A Case Report of a 80-Year-Old Woman with A Life-Threatening Hemorhage as a Result of Acquired Hemophilia
Abstract: Acquired hemophilia (AH) is a bleeding disorder involving development of autoantibodies directed against plasma coagulation factors. It is a rare, but potentially life-threatening disease. Therefore, establishment of an early diagnosis with subsequent initiation of an appropriate treatment is crucial. Case report. We present a case of an 80-year-old woman with a clinical presentation of progressive ecchymosis and hematomas spread all over her body at the time of admission. The patient has not been taking anticoagulants or nonsteroidal anti-inflammatory drugs previously and both her medical and family history were negative for occurrence of a clotting disorder at any point before. Regarding the diagnosis, several coagulation studies have been performed including activated partial thromboplastine time (APTT), APTT mixing assay, clotting factors level and the Bethesda assay. The latter, confirmed the diagnosis of acquired hemophilia A. Consequently, appropriate immunosuppressive treatment with Cyclophosphamide and corticosteroids (Cyclophosphamide 200mg given on alternative days and Dexamethasone 8mg/daily) has been initiated.
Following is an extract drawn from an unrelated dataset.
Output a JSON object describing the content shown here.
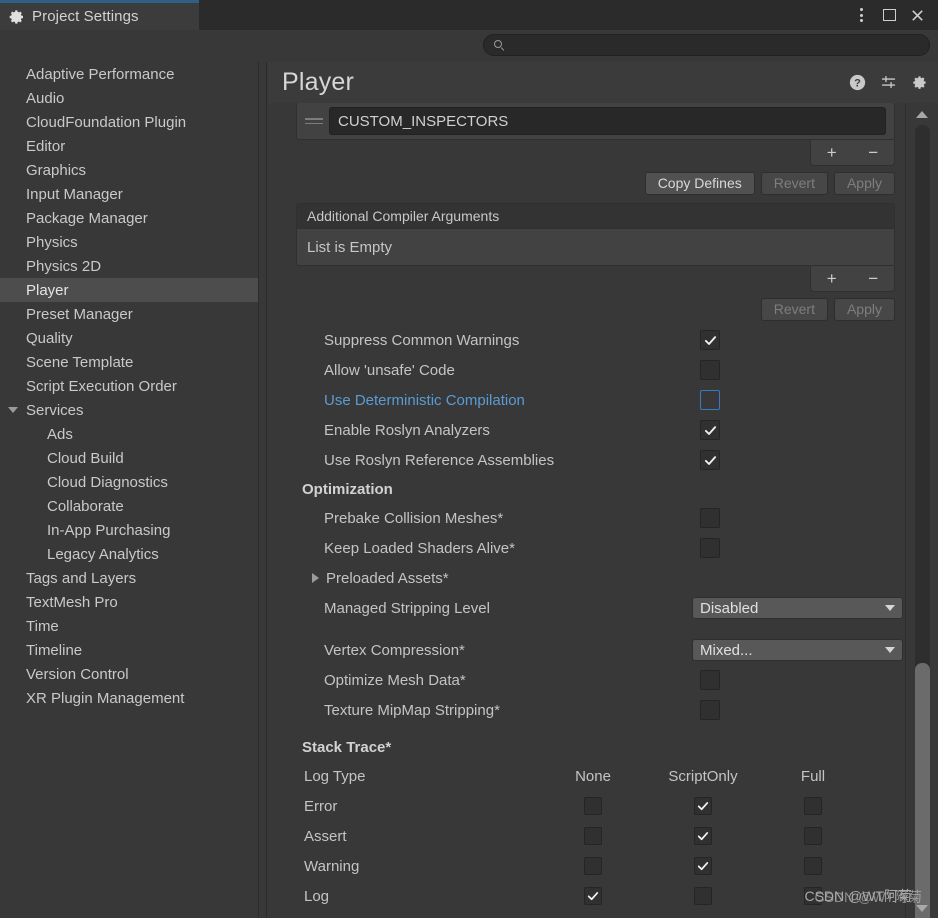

This resulted in apparent clinical improvement in two weeks.
Keywords: acquired hemophilia, inhibitors, Bethesda units
Edition: Volume 4 Issue 8, August 2015,
Pages: 1479 - 1481